Major Bugs and no support (unless you pay)
The feedly ‘app’ is just a clone of the website. Except it does not work as well as the website. In fact, if you ‘unpin’ the sidebar and allow it to be minimized, which is necessary if you want it to fit in a narrow window, it becomes impossible to re-open the sidebar. The sidebar ‘opens’, but within the now-minimized container of the closed toolbar, so you can just see the tiniest left-hand portion of the sidebar, and only the edges of a few symbols. The only link you can click is for ‘all’. Basically the bug is that when you minimize the sidebar, the ‘restore to normal size’ function is broken. This makes it completely unusable. In fact, even after deleting the app and reinstalling it, it’s still stuck like this. So I guess I am stuck using the web app.
Also, there is no support at all for free users, not even a troubleshooting or knowledgebase page, or any kind of bug reporting/feedback available.
Untapped potential and unfulfilled mission
Feedly is, naturally, supposed to “feed” you stories throughout the day. What I like about RSS is that it is more professional. When I enter my office every morning, I want to read the news. I open up Feedly, and on a good day, it will not crash. But the experience is nothing more than a dedicated we browser. Nothing about the App makes it feel like an app.
A couple of things I hope the Yosemite update does:
1. Creates an App experience. Something dedicated to the user and unique.
2. Notifications and/or widgets. I feel confident to say that Notification Center will replace the widget center (does anyone really use the widgets, really?). Here is Feedly’s opportunity. I want to customize my news experience. I do not want the onslought of Twitter, but I want to choose SCOTUSBlog, and maybe local news to get pushed. The other news is ancilliary and can be viewed later. If I could customize what gets pushed, and even enter key words or names to notify me of. For example, on SCOTUS, if I wanted to know about a 4th Amendment decision that was made, I could get that pushed to my desktop.

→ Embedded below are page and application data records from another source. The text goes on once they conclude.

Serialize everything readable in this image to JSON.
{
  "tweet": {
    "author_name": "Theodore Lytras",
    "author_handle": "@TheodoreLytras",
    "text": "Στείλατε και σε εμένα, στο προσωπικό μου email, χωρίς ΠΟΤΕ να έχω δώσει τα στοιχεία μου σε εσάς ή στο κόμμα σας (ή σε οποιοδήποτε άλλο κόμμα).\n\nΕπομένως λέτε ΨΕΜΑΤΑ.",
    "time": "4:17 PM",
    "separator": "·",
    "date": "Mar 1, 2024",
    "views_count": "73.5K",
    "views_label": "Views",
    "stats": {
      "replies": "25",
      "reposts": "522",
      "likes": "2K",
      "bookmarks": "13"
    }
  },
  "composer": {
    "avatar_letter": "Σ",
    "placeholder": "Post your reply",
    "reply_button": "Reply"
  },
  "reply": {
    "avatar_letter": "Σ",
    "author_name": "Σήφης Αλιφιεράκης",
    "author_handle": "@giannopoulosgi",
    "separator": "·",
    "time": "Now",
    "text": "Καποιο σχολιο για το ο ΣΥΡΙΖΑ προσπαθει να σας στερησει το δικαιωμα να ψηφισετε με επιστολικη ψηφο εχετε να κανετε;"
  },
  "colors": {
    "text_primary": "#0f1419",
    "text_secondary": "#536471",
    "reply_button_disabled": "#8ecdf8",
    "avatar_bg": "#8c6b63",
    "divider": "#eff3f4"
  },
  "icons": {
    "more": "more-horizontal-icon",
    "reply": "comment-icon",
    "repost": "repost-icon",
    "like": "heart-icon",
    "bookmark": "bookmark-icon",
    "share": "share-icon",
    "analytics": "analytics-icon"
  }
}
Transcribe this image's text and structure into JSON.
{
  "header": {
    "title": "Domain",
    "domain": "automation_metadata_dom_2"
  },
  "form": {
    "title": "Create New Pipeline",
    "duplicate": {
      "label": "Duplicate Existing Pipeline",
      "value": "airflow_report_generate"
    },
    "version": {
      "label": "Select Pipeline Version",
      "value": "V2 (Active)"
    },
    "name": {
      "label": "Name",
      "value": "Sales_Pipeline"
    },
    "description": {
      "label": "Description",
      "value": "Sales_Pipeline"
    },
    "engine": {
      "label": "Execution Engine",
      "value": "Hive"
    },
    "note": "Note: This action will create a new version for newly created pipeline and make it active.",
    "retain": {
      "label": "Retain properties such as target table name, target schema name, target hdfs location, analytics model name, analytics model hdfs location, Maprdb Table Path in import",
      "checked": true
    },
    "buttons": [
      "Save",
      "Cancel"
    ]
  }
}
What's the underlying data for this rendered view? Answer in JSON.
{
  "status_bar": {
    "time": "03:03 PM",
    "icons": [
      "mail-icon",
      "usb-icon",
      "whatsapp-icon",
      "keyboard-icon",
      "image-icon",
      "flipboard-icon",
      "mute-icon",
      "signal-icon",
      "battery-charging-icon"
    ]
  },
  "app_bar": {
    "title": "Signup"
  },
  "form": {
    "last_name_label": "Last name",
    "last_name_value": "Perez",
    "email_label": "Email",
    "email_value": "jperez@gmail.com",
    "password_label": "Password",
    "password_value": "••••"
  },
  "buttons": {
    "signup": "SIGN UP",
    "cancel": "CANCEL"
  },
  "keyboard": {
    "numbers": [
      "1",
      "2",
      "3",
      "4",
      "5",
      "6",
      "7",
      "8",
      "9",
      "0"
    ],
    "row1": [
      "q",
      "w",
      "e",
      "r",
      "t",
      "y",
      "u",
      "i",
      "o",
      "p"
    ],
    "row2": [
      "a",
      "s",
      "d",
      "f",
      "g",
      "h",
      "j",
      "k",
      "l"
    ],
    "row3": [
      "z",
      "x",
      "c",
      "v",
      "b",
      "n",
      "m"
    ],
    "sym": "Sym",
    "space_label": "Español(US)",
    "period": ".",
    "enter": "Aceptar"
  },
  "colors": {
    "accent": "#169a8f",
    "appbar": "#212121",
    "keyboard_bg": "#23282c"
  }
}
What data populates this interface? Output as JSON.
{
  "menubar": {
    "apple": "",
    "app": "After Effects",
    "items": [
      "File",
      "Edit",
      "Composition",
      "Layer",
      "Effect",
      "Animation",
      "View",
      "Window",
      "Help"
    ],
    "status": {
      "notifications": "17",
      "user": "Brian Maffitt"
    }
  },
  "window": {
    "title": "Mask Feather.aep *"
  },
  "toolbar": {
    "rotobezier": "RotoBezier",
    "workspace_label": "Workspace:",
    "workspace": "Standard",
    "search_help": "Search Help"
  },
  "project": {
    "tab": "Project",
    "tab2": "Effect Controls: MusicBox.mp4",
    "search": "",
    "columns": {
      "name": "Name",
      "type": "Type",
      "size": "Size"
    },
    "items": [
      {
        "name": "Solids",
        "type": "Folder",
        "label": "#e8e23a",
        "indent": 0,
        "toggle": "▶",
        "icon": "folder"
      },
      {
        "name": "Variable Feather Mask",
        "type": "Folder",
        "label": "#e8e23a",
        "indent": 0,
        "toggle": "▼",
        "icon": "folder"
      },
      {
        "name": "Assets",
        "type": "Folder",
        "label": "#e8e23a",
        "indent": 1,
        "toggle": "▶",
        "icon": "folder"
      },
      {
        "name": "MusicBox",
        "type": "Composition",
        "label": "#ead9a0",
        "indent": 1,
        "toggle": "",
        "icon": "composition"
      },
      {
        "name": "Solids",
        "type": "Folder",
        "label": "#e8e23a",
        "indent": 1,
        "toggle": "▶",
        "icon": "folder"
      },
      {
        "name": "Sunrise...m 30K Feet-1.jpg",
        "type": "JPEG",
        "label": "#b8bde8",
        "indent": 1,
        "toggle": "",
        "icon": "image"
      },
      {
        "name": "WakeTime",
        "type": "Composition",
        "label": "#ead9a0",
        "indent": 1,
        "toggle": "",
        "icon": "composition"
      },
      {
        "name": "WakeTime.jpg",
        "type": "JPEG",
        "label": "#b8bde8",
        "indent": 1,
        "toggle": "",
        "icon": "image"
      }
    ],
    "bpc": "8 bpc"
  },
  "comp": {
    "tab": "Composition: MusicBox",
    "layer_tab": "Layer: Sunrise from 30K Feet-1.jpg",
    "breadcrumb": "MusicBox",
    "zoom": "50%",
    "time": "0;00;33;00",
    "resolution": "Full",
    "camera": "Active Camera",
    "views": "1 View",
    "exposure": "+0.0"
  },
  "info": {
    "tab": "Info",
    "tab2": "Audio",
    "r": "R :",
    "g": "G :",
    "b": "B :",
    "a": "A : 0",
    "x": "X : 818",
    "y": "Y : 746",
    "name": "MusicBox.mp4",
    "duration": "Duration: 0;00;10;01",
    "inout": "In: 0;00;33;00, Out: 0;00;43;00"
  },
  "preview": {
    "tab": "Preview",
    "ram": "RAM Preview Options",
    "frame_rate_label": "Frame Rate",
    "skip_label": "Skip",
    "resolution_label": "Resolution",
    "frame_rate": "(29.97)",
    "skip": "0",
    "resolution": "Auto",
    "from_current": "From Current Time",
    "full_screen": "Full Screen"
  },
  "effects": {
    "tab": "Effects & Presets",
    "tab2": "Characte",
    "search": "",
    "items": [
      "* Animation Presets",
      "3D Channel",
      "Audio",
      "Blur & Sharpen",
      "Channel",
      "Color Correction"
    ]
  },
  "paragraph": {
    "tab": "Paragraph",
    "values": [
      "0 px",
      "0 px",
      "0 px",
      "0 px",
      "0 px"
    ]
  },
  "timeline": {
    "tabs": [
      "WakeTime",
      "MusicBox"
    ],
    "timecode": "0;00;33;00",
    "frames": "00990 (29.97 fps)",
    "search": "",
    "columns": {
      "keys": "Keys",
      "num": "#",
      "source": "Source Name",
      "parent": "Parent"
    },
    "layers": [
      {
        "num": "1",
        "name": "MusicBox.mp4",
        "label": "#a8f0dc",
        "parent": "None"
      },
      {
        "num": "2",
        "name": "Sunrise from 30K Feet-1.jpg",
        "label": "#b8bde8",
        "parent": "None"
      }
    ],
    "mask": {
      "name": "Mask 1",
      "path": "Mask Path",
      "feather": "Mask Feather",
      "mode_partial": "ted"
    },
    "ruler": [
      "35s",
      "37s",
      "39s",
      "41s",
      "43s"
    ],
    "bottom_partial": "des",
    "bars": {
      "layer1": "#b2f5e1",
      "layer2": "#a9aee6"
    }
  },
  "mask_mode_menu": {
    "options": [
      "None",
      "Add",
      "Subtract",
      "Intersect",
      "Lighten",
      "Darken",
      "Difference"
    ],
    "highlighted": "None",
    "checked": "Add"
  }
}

3. Create a standard for RSS feeds, such as tags, or keyword standards.
The current experience is a waste of hard drive space. Just tag it in Safari and use Safari. The app provides nothing more.
Great service, poor iMac App
I use Feedly extensively on the browser or on my iPhone.
The iPhone app is one of my most highly used app. It's slick, it's easy to use and it makes going through various articles a breeze by swiping through them.
The browser based version - while serviceable - requires a little more click to navigate to said article that you want to read - beyond the preview that is. It essentially opens another browser tab, which is fine if you're on a browser, as closing it gets you back to the main screen again.
However, it isn't fine on the Mac OS version of the app. It's essentially the same thing as the browser based version, excerpt now it opens up your default browser when you open an article. What was a mild nuisance becomes annoying as you need to remember to go back to your feedly app after opening up an article on your browser.
Sure, it takes a few seconds more, but it adds up. And if it's essentially the same thing as the browser based version, there's really no point for the App version at all. It just takes up space.
Unless it's improved upon (greatly), I see very little point to this application.
Unstable and missing key features
First and foremost, this app is incredibly unstable. It crashes everytime I use it for more than a minimal amount of time.
I don’t mind that it’s a native app window to the web version, but it’s missing key features! If you open a page in a tab to read, you have no way of retrieving the link to the page you’re reading, and you’ve lost all the sharing features that you get through the Feedly homepage. You also have no way to selectively choose to open links in a browser or open links on a viewed page in a new tab. There’s no browser navigation when reading articles either.
I was hoping this app would be like the iPhone and iPad apps, but it’s definitely not ready for prime time.